Pick out each line of the records in which the word "Open" appears.

= = = = = = =

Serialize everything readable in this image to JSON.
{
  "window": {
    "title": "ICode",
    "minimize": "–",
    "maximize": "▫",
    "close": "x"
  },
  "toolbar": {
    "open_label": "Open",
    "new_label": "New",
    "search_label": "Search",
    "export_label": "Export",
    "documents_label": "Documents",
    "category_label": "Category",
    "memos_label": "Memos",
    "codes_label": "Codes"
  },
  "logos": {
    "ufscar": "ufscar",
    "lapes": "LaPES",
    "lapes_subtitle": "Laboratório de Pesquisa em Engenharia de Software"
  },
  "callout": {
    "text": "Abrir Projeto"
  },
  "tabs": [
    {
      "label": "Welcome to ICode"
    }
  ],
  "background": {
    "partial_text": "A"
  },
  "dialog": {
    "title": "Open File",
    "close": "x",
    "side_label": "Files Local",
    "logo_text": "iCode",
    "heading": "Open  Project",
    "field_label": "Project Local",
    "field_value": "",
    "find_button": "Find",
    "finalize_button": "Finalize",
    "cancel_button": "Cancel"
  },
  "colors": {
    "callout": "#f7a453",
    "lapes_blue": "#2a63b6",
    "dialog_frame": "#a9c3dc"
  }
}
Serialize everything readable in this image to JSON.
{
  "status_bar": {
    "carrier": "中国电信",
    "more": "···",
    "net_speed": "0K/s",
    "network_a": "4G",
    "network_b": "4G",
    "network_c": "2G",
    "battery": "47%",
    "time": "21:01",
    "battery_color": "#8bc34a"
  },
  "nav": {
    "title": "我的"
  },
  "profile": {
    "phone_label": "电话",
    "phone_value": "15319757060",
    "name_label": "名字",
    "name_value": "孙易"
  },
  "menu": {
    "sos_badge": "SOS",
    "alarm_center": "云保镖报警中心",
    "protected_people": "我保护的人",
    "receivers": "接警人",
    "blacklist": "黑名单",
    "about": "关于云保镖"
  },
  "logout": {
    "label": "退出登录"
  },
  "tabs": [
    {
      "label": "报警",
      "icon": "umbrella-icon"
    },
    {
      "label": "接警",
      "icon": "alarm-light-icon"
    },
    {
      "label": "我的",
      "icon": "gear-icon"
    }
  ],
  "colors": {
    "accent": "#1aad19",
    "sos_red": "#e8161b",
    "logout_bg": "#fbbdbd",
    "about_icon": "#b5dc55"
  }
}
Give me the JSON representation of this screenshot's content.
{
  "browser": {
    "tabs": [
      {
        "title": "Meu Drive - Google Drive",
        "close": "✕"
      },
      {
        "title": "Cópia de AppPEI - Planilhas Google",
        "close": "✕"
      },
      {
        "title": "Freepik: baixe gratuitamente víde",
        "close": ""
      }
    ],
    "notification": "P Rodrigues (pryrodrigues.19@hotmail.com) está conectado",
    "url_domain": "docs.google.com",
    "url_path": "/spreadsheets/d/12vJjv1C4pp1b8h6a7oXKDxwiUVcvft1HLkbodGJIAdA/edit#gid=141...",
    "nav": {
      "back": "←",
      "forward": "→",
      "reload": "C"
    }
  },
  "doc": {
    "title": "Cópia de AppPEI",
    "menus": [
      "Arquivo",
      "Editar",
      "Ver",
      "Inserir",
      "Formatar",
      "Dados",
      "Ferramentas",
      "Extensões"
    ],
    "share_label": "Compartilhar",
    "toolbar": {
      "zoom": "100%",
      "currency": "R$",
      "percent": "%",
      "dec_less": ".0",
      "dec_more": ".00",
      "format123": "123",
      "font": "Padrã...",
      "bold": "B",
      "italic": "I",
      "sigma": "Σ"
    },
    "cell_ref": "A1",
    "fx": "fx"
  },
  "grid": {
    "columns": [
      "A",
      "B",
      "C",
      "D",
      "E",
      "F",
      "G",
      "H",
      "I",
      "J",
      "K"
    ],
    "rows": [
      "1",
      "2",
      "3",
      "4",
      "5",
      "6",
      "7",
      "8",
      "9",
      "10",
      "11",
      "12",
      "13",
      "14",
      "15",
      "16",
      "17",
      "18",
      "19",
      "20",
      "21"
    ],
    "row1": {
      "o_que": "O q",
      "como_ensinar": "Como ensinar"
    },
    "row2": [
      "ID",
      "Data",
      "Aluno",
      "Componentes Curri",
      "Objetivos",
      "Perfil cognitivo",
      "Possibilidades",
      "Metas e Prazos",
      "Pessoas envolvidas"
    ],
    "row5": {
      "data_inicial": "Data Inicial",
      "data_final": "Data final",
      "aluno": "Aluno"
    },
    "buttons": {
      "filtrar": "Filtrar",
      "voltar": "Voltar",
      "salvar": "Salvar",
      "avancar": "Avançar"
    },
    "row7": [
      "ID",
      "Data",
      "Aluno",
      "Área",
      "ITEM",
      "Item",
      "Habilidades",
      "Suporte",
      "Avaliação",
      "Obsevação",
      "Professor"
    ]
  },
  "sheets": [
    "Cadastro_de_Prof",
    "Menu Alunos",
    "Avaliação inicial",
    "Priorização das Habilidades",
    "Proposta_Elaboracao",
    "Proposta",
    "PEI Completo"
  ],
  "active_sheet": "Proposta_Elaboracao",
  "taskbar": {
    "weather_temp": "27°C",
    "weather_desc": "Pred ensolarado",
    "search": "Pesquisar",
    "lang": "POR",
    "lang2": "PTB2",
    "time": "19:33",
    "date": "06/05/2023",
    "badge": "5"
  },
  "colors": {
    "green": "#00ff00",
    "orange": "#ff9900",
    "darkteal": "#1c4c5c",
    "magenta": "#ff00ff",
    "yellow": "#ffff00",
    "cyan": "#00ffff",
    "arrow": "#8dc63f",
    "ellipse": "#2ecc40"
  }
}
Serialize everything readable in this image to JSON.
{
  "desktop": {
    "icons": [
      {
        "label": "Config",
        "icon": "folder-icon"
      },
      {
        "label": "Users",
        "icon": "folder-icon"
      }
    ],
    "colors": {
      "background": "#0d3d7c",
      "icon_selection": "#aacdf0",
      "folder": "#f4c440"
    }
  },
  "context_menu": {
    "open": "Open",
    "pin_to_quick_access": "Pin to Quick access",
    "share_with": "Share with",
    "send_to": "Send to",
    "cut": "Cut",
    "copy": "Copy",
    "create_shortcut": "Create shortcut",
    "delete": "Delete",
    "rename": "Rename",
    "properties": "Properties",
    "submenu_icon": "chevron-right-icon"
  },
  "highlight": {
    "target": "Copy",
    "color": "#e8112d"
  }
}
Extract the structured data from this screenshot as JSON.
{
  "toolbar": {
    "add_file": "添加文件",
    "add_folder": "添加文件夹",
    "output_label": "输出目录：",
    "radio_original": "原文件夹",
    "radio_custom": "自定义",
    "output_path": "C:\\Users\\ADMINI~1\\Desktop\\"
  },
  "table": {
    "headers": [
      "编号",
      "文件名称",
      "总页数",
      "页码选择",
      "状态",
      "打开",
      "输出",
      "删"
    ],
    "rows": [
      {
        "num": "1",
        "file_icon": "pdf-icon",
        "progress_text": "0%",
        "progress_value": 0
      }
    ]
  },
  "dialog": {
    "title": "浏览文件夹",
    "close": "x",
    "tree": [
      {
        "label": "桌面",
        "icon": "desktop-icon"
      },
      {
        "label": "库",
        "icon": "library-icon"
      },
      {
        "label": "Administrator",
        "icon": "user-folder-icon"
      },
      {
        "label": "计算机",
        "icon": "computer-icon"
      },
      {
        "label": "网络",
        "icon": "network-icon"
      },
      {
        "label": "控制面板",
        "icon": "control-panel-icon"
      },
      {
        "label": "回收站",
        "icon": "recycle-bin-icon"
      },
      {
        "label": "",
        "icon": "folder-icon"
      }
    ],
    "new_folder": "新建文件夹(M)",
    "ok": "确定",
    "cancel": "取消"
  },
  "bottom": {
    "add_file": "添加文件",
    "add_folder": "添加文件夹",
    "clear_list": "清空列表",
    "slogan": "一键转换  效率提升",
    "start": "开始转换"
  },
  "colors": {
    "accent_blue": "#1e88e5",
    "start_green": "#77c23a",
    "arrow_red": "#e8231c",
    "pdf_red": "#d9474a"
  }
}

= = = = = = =

● Exercise answer:
    "open_label": "Open",
    "title": "Open File",
    "heading": "Open  Project",
    "open": "Open",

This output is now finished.